Now, all of this sounds great, but understand that it comes with a cost. Of course it does -- as the saying goes, "there is no free lunch."
Shakeout testing is generally labor intensive, especially if you're going to be comprehensive about it. Imagine it for even a relatively simple and straightforward scenario like managing a bank account. Sure, you need to know if you can log in, check your balance, and such. But you're probably going to need to check this across all different sorts of bank accounts, each of which might have different features or workflows.
It quickly goes from needing to log in and poke around with an account to needing dozens of people to log in and poke around with their accounts. Oh, and in an environment like prod, you probably want to do as much of this in parallel as possible, so maybe that's hundreds or even thousands of man-hours.

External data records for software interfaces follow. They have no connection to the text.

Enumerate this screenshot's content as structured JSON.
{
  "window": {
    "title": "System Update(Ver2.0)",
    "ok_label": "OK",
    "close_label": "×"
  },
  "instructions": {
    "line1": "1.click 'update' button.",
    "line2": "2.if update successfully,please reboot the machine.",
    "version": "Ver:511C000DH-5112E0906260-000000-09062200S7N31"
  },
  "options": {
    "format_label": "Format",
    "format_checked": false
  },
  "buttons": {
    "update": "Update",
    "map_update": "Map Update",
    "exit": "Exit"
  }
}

This becomes time-consuming and expensive, with a lot of potential ROI for making it more efficient.
Low-Code, No-Code, and Synthetics: Helping Yourself
As detailed in the article above, a natural next step is to automate the shakeout testing. In fact, that's pretty much table stakes for implementing the practice these days. The standard way to do this would involve writing a bunch of scripts or application code to put your system through the paces.
This is certainly an improvement. You go from the impractical situation of needing an army of data entry people for each shakeout test run to needing a platoon of scripters who can work prior to deployment. This makes the effort more effective and more affordable.
But there's still a lot of cost associated with this approach. As you may have noticed, it isn't cheap to pay people to write and maintain code.
This is where the idea of low-code/no-code synthetics solutions come into play. It is actually possible to automate health checks for your system's underlying components that eliminate the need for a lot of your shakeout testing's end to end scripting.
You can have your sanity checks and your fit for purpose tests in any environment without brute force labor or brittle automation.
Shakeout Testing Has a Maturity Spectrum
If you don't yet do any shakeout testing, then you should start. If you haven't yet automated it, then you should automate it. And if you haven't yet moved away from code-intensive approaches to automation, you should do that.
But wherever you are on this spectrum, you should actively seek to move along it.
It is critically important to have an entire arsenal of tests that you run against your software as you develop and deploy it. It's irresponsible not to have these be both specialized and extensive. But as you do this, it's all too easy to lose track of the most basic kind of testing the I mentioned in the lead in to the post. Does the software do what we built it to do? And the more frequently and efficiently you can answer that, the better.
Contributor: Erik Dietrich
Erik Dietrich is a veteran of the software world and has occupied just about every position in it: developer, architect, manager, CIO, and, eventually, independent management and strategy consultant. This breadth of experience has allowed him to speak to all industry personas and to write several books and countless blog posts on dozens of sites.